A schematic of the ENGIN instrument, as it is used for measurements of positional variation of stress, is shown in figure 1. A measurement volume is defined within a sample, by means of incident slits and radial collimation of the outgoing beam. The sample is placed on an x-y-z-w translation table, on which it can be moved relative to the incoming neutron beam, allowing the scanning of the defined measurement volume within the sample.
Figure 1. Schematic of the ENGIN system. Arrow indicated path of neutron beam passing through the sample and between detectors on either side of the sample located on adjustable stage.
Taking Measurements under Load
Adding a purpose-built hydraulic stress rig to the ENGIN instrument means that external loads can be applied to samples while neutron measurements are being carried out. The stress rig was designed to minimise weight and allow full access to the incident and diffracted neutron beams.
With the stress rig in place ENGIN can be used to probe the internal stresses developing in materials as they are deforming, or to map the strain distributions inside components under load. An example of the former use is given in figure 2, which charts the typical development of internal strain during a tensile test on an Al/SiC metal matrix composite.
Figure 2. Cumulative internal strain in a 17% SiC/Al MMC
Case Study – Strain Development in a 17% SiC/Al MMC
Initially, the strain in the two phases increases linearly with applied load. The gradients of the two lines are different due to the different stiffnesses of the Al and SiC. After yielding begins the amount of elastic strain in the Al matrix increases only slowly, while that in the SiC reinforcement increases rather more rapidly due to the transfer of load to that phase. So, for a given increment in macroscopic load, the reinforcement now bears a larger fraction of that load than does the matrix. Neutron measurements such as these play a vital role in understanding and modelling the micro-mechanical behaviour of composites.
Case Study – Aircraft Fastener Systems
The optimisation of fastener systems in aircraft structures requires comparative fatigue data, generated on laboratory joint systems, which accurately reproduce the main joint variables of secondary bending and load transfer.
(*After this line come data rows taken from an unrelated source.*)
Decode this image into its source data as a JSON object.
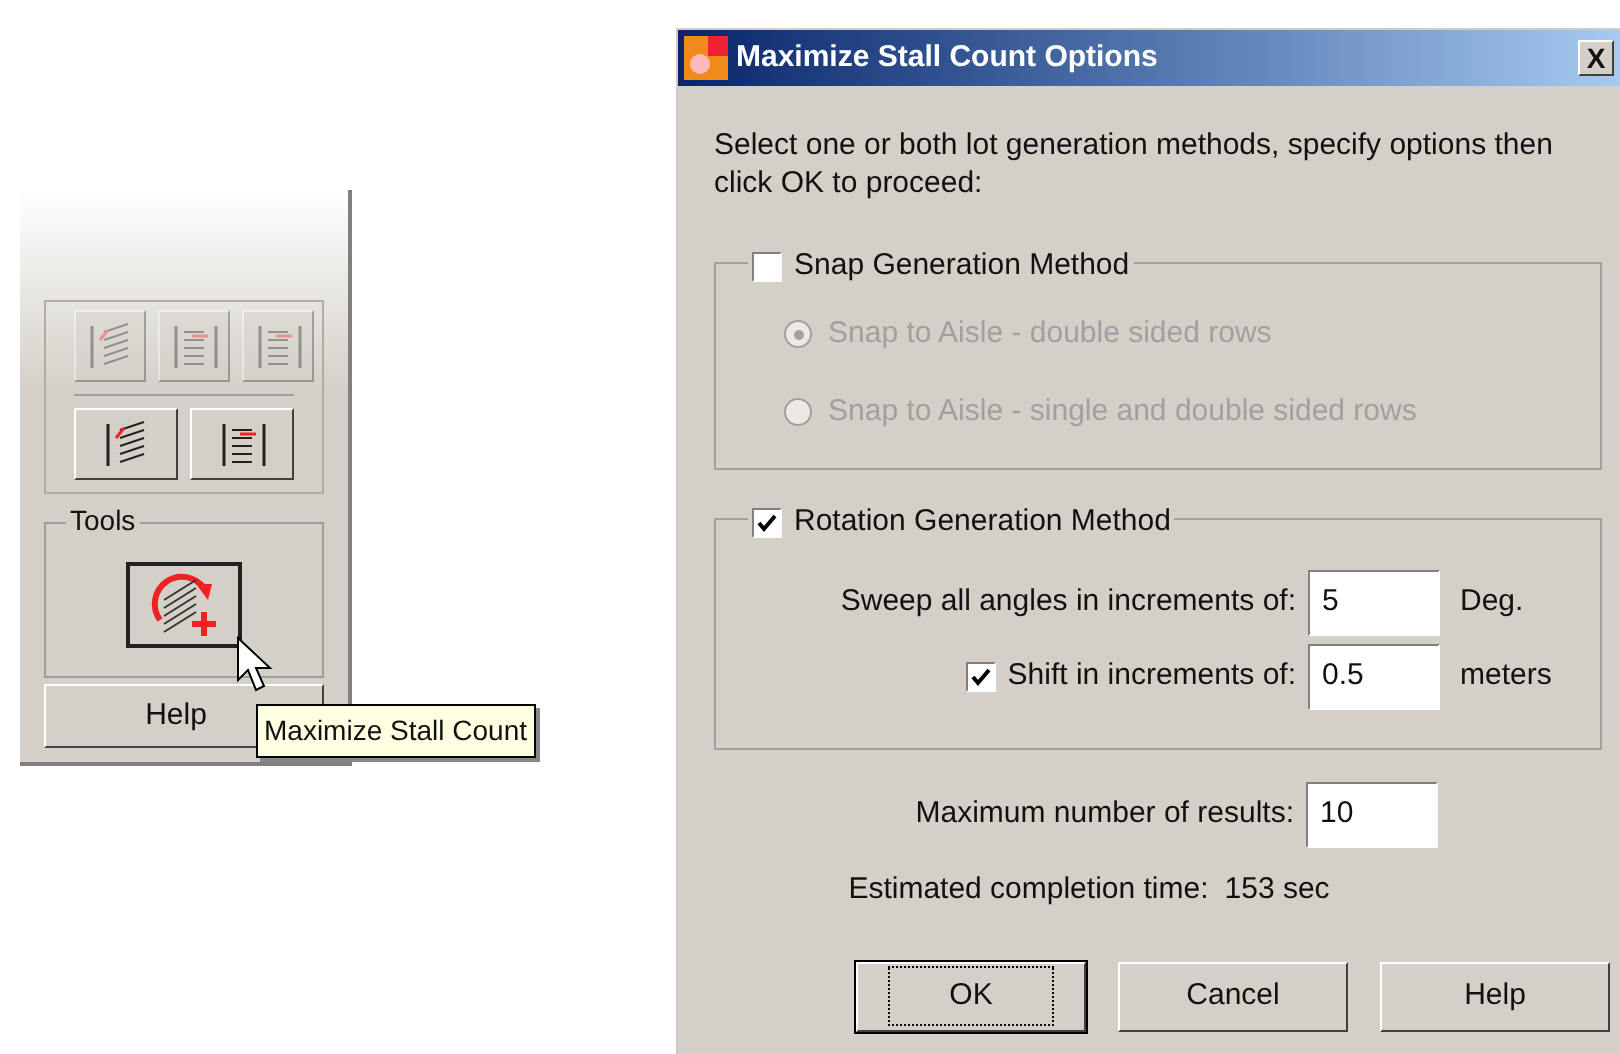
{
  "toolbar": {
    "tools_group": {
      "title": "Tools"
    },
    "help_button": "Help",
    "tooltip": "Maximize Stall Count"
  },
  "dialog": {
    "title": "Maximize Stall Count Options",
    "close": "X",
    "intro": "Select one or both lot generation methods, specify options then click OK to proceed:",
    "snap_group": {
      "label": "Snap Generation Method",
      "checked": false,
      "options": [
        {
          "label": "Snap to Aisle - double sided rows",
          "selected": true
        },
        {
          "label": "Snap to Aisle - single and double sided rows",
          "selected": false
        }
      ]
    },
    "rotation_group": {
      "label": "Rotation Generation Method",
      "checked": true,
      "sweep": {
        "label": "Sweep all angles in increments of:",
        "value": "5",
        "unit": "Deg."
      },
      "shift": {
        "label": "Shift in increments of:",
        "checked": true,
        "value": "0.5",
        "unit": "meters"
      }
    },
    "max_results": {
      "label": "Maximum number of results:",
      "value": "10"
    },
    "estimate": {
      "label": "Estimated completion time:",
      "value": "153 sec"
    },
    "buttons": [
      {
        "label": "OK",
        "default": true
      },
      {
        "label": "Cancel",
        "default": false
      },
      {
        "label": "Help",
        "default": false
      }
    ]
  }
}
Pulsed neutron strain scanning has been used to make non-destructive measurements of the internal strain distribution deep within a complex joint under both zero and 30kN loads, figure 3. The test section of the joint contains a single shear connection consisting of interference fasteners in a cold expanded hole. It is important to know what effect these fastener conditions have on the load transfer and secondary bending characteristics of the joint, as they may significantly affect the fatigue endurance.
Figure 3. Complex joint system.
Figure 4 shows the strain distributions measured on the section tangential to one of these fasteners. It provides dramatic confirmation of the excellence of this fastener system - the hole has been shielded from deleterious tensile strains under operational loading. That is, the strains around the hole have remained compressive even when the joint is under 30kN tensile load.
Figure 4. Strain distribution adjacent to each fastener hole for the joint in figure 3.
Pulsed neutron strain scanning offers insights into many material and engineering problems that are unobtainable using other means. The ability to alter the applied stress and simultaneously vary the measurement position within a specimen opens the door to many exciting opportunities for solving hitherto intractable problems. Further development of pulsed neutron strain scanning at ISIS is already underway through a £2.5 million project funded under the EPSRC’s Engineering Instrument Development Initiative to develop ENGIN-X, a next-generation neutron strain scanner. ENGIN-X will perform 10 times better than the current technology, and will reduce measurement times to as little as 30 seconds per point.